◆ **Task goal**: What you return should match the records below exactly.

[Items from an interface collection]
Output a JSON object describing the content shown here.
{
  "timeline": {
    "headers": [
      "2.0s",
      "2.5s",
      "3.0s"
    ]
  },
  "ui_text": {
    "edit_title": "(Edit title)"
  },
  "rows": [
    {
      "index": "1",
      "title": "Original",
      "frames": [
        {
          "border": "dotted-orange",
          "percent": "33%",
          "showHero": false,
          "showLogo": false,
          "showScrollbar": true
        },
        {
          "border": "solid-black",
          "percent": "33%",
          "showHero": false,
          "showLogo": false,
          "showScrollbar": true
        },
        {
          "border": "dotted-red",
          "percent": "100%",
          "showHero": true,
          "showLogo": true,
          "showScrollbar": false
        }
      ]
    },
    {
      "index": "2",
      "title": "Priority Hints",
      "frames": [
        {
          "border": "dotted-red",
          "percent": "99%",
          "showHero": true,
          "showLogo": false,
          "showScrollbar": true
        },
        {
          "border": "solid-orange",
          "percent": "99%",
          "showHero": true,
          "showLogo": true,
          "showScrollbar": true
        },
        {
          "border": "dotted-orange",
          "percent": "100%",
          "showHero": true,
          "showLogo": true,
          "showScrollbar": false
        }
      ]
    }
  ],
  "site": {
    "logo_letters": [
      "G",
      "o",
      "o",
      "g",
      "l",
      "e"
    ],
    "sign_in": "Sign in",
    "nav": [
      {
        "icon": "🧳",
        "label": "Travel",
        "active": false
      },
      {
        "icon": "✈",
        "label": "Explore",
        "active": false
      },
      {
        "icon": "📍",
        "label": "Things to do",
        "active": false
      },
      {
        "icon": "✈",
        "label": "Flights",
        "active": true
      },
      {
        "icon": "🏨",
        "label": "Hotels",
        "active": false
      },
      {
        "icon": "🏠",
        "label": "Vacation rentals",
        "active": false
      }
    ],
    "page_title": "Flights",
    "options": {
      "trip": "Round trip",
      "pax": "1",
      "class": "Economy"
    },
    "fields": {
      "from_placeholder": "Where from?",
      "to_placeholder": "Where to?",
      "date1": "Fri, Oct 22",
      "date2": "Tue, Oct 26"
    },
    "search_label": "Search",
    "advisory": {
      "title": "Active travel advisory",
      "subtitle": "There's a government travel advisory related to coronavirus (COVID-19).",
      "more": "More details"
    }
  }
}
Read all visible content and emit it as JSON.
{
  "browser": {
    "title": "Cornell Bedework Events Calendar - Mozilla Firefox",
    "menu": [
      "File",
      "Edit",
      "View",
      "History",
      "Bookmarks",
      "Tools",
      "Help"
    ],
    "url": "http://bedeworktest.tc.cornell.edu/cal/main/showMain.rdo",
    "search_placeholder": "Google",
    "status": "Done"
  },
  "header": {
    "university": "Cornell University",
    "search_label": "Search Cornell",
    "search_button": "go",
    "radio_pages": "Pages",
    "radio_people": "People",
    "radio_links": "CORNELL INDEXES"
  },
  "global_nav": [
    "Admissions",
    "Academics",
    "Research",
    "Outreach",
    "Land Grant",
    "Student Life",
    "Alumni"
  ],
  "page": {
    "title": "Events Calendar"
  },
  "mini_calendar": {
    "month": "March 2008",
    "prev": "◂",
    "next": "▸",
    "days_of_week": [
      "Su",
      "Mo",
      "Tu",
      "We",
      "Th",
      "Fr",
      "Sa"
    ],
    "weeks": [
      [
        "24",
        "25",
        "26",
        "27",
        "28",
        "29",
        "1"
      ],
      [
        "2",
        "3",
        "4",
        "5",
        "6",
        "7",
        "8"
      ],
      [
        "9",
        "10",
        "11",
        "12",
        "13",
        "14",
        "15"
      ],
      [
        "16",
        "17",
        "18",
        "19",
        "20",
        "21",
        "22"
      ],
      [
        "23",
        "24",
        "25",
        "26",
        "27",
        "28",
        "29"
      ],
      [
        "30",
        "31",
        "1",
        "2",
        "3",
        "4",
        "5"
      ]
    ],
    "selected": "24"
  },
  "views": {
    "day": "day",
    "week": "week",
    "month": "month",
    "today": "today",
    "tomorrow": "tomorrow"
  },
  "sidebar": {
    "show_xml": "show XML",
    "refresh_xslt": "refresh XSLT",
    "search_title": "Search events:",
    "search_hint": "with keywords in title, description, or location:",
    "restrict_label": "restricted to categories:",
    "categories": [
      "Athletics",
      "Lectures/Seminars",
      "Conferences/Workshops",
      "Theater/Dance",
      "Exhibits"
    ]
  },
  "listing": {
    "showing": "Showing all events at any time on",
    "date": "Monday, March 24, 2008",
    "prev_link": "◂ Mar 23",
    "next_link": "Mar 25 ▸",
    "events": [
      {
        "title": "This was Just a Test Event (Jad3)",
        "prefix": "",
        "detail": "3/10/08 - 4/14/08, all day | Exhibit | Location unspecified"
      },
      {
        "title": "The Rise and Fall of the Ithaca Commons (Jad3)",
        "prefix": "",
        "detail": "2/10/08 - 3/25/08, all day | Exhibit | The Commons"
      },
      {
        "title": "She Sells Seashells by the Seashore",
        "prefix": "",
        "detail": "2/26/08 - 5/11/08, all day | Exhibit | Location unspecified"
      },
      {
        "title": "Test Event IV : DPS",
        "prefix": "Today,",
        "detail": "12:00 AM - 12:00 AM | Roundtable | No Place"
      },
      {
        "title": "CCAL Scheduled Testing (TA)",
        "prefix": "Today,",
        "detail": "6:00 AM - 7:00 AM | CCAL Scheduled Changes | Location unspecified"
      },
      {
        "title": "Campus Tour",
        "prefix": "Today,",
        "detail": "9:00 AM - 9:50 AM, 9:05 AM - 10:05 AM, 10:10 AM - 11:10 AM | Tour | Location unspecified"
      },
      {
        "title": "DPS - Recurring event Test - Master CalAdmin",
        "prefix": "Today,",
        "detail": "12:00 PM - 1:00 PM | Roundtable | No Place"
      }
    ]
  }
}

◆ **Finished task**:
Output a JSON object describing the content shown here.
{
  "timeline": {
    "headers": [
      "2.0s",
      "2.5s",
      "3.0s"
    ]
  },
  "ui_text": {
    "edit_title": "(Edit title)"
  },
  "rows": [
    {
      "index": "1",
      "title": "Original",
      "frames": [
        {
          "border": "dotted-orange",
          "percent": "33%",
          "showHero": false,
          "showLogo": false,
          "showScrollbar": true
        },
        {
          "border": "solid-black",
          "percent": "33%",
          "showHero": false,
          "showLogo": false,
          "showScrollbar": true
        },
        {
          "border": "dotted-red",
          "percent": "100%",
          "showHero": true,
          "showLogo": true,
          "showScrollbar": false
        }
      ]
    },
    {
      "index": "2",
      "title": "Priority Hints",
      "frames": [
        {
          "border": "dotted-red",
          "percent": "99%",
          "showHero": true,
          "showLogo": false,
          "showScrollbar": true
        },
        {
          "border": "solid-orange",
          "percent": "99%",
          "showHero": true,
          "showLogo": true,
          "showScrollbar": true
        },
        {
          "border": "dotted-orange",
          "percent": "100%",
          "showHero": true,
          "showLogo": true,
          "showScrollbar": false
        }
      ]
    }
  ],
  "site": {
    "logo_letters": [
      "G",
      "o",
      "o",
      "g",
      "l",
      "e"
    ],
    "sign_in": "Sign in",
    "nav": [
      {
        "icon": "🧳",
        "label": "Travel",
        "active": false
      },
      {
        "icon": "✈",
        "label": "Explore",
        "active": false
      },
      {
        "icon": "📍",
        "label": "Things to do",
        "active": false
      },
      {
        "icon": "✈",
        "label": "Flights",
        "active": true
      },
      {
        "icon": "🏨",
        "label": "Hotels",
        "active": false
      },
      {
        "icon": "🏠",
        "label": "Vacation rentals",
        "active": false
      }
    ],
    "page_title": "Flights",
    "options": {
      "trip": "Round trip",
      "pax": "1",
      "class": "Economy"
    },
    "fields": {
      "from_placeholder": "Where from?",
      "to_placeholder": "Where to?",
      "date1": "Fri, Oct 22",
      "date2": "Tue, Oct 26"
    },
    "search_label": "Search",
    "advisory": {
      "title": "Active travel advisory",
      "subtitle": "There's a government travel advisory related to coronavirus (COVID-19).",
      "more": "More details"
    }
  }
}
Read all visible content and emit it as JSON.
{
  "browser": {
    "title": "Cornell Bedework Events Calendar - Mozilla Firefox",
    "menu": [
      "File",
      "Edit",
      "View",
      "History",
      "Bookmarks",
      "Tools",
      "Help"
    ],
    "url": "http://bedeworktest.tc.cornell.edu/cal/main/showMain.rdo",
    "search_placeholder": "Google",
    "status": "Done"
  },
  "header": {
    "university": "Cornell University",
    "search_label": "Search Cornell",
    "search_button": "go",
    "radio_pages": "Pages",
    "radio_people": "People",
    "radio_links": "CORNELL INDEXES"
  },
  "global_nav": [
    "Admissions",
    "Academics",
    "Research",
    "Outreach",
    "Land Grant",
    "Student Life",
    "Alumni"
  ],
  "page": {
    "title": "Events Calendar"
  },
  "mini_calendar": {
    "month": "March 2008",
    "prev": "◂",
    "next": "▸",
    "days_of_week": [
      "Su",
      "Mo",
      "Tu",
      "We",
      "Th",
      "Fr",
      "Sa"
    ],
    "weeks": [
      [
        "24",
        "25",
        "26",
        "27",
        "28",
        "29",
        "1"
      ],
      [
        "2",
        "3",
        "4",
        "5",
        "6",
        "7",
        "8"
      ],
      [
        "9",
        "10",
        "11",
        "12",
        "13",
        "14",
        "15"
      ],
      [
        "16",
        "17",
        "18",
        "19",
        "20",
        "21",
        "22"
      ],
      [
        "23",
        "24",
        "25",
        "26",
        "27",
        "28",
        "29"
      ],
      [
        "30",
        "31",
        "1",
        "2",
        "3",
        "4",
        "5"
      ]
    ],
    "selected": "24"
  },
  "views": {
    "day": "day",
    "week": "week",
    "month": "month",
    "today": "today",
    "tomorrow": "tomorrow"
  },
  "sidebar": {
    "show_xml": "show XML",
    "refresh_xslt": "refresh XSLT",
    "search_title": "Search events:",
    "search_hint": "with keywords in title, description, or location:",
    "restrict_label": "restricted to categories:",
    "categories": [
      "Athletics",
      "Lectures/Seminars",
      "Conferences/Workshops",
      "Theater/Dance",
      "Exhibits"
    ]
  },
  "listing": {
    "showing": "Showing all events at any time on",
    "date": "Monday, March 24, 2008",
    "prev_link": "◂ Mar 23",
    "next_link": "Mar 25 ▸",
    "events": [
      {
        "title": "This was Just a Test Event (Jad3)",
        "prefix": "",
        "detail": "3/10/08 - 4/14/08, all day | Exhibit | Location unspecified"
      },
      {
        "title": "The Rise and Fall of the Ithaca Commons (Jad3)",
        "prefix": "",
        "detail": "2/10/08 - 3/25/08, all day | Exhibit | The Commons"
      },
      {
        "title": "She Sells Seashells by the Seashore",
        "prefix": "",
        "detail": "2/26/08 - 5/11/08, all day | Exhibit | Location unspecified"
      },
      {
        "title": "Test Event IV : DPS",
        "prefix": "Today,",
        "detail": "12:00 AM - 12:00 AM | Roundtable | No Place"
      },
      {
        "title": "CCAL Scheduled Testing (TA)",
        "prefix": "Today,",
        "detail": "6:00 AM - 7:00 AM | CCAL Scheduled Changes | Location unspecified"
      },
      {
        "title": "Campus Tour",
        "prefix": "Today,",
        "detail": "9:00 AM - 9:50 AM, 9:05 AM - 10:05 AM, 10:10 AM - 11:10 AM | Tour | Location unspecified"
      },
      {
        "title": "DPS - Recurring event Test - Master CalAdmin",
        "prefix": "Today,",
        "detail": "12:00 PM - 1:00 PM | Roundtable | No Place"
      }
    ]
  }
}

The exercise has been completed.